The wine has been bottled in Bordeaux and sourced by Promocom, and indeed if you take a look at Two good southern French reds from Sainsbury’s which I wrote three years ago, you’ll see that a very similar wine cost whole pound per bottle more in 2002. 

Sainsbury’s themselves are currently selling another Bordeaux-bottled Roussillon red from Promocom, an appellation controlée wine this time, at £4.99 in Réserve des Tuileries 2004 Côtes du Roussillon. This is very slightly more muted than the M&S Vin de Pays described above but is in a very similar style and still a good buy. To qualify as a Côtes du Roussillon rather than Vin de Pays the wine has to contain at least 20 per cent Syrah and/or Mourvèdre but I can’t see that this is always necessarily an improvement on a wine wholly dependent on Grenache and/or its close relative Lladoner Pelut.
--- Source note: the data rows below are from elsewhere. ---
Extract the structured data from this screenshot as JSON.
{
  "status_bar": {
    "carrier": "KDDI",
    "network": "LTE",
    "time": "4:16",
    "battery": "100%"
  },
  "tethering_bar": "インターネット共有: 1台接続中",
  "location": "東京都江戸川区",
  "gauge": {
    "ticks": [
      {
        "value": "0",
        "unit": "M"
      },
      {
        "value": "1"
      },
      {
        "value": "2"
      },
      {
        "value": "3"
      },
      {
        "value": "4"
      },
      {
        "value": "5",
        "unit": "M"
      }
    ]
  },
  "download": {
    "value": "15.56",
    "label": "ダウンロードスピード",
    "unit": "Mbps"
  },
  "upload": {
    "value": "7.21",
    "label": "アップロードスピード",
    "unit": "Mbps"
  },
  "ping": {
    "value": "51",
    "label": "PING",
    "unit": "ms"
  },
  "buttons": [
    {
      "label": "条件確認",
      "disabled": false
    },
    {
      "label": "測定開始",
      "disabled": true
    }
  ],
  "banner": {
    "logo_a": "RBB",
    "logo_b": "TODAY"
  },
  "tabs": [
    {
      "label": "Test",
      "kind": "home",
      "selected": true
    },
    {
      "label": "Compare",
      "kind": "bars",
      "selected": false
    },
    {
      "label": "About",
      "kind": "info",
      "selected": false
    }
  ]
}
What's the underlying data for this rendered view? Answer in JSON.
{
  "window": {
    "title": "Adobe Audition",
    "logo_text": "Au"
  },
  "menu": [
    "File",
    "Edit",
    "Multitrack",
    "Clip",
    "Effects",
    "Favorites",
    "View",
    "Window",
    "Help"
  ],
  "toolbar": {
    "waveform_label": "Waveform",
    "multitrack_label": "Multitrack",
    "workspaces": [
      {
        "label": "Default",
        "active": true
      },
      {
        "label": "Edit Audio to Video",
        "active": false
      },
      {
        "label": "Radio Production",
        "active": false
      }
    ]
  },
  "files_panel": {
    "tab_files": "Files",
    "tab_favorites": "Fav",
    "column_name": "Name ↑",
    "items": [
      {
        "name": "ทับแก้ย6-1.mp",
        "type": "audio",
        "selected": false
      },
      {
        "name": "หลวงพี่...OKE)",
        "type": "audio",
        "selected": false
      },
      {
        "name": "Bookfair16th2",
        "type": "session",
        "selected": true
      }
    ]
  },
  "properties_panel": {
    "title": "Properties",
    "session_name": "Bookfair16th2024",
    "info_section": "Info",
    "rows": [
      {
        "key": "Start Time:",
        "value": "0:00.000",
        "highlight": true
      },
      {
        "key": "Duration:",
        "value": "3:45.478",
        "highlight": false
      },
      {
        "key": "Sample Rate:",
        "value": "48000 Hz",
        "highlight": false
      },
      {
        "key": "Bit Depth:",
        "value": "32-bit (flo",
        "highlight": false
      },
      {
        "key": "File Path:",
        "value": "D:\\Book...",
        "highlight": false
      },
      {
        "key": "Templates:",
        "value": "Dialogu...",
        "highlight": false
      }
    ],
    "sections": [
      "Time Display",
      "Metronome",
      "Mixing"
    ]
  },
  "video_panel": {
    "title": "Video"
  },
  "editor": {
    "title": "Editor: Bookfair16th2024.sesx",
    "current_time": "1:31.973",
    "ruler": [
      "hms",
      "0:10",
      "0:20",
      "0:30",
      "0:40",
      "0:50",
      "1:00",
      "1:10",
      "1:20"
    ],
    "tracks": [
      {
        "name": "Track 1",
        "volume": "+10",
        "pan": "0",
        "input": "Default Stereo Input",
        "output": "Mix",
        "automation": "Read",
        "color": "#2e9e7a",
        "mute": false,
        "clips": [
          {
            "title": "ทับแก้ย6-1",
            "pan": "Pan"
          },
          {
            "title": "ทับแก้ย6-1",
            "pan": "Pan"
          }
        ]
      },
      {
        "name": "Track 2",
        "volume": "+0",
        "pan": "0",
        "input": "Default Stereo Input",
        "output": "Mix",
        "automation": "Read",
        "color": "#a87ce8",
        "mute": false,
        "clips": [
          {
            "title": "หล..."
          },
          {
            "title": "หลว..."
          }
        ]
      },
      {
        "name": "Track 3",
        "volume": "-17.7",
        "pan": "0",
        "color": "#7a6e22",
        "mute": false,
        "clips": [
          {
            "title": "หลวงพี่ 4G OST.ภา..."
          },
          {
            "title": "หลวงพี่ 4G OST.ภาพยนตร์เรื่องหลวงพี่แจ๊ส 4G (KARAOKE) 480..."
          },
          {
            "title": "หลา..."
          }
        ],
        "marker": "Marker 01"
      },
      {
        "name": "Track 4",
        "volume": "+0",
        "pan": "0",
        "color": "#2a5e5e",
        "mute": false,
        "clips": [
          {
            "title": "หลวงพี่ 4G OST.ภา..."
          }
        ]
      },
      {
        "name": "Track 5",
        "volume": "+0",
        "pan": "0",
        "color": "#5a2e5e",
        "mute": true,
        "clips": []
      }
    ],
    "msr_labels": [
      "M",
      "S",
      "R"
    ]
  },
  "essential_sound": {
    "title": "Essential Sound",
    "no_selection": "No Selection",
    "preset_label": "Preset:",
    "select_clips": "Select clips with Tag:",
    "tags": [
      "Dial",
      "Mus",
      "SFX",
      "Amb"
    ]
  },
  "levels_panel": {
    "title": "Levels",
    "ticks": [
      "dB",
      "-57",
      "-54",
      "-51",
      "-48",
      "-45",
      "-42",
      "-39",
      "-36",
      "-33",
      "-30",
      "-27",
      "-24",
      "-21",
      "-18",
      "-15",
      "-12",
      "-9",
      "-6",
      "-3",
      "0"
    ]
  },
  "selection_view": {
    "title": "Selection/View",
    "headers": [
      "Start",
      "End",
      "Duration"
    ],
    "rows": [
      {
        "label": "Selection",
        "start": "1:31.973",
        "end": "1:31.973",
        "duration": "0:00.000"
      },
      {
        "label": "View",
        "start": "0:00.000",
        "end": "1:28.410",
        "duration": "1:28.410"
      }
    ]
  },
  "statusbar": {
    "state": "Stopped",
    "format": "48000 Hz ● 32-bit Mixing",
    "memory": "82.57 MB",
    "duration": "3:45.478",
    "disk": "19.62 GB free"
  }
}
I certainly see no need to stray south of the Pyrenees via Sainsbury’s shelves for Campaneo Old Vines Garnacha 2004 Campo de Borja which seemed a bit confected to me (maybe it was the whiff of American oak) and, at £5.99, not worth the extra pound. (And I see that that Muruve Roble 2003 Toro, a previous wine of the week, now seems to be back up to £5.99 from £3.99.)

If you really want to save the pennies, seek out The Southern Collection 2003 Côtes du Roussillon which Morrisons/Safeway are selling for £3.99. Made by the big co-op Les Vignerons Catalans, this has lots of pepper, herbs and sun on the nose, followed by a slightly raisined (aka 2003) character on the finish but at this price this rather adds character. Good balance and lots of flavour with just 12.5 per cent alcohol.

These old vines are a wonderful resource. Take advantage before they are all grubbed up.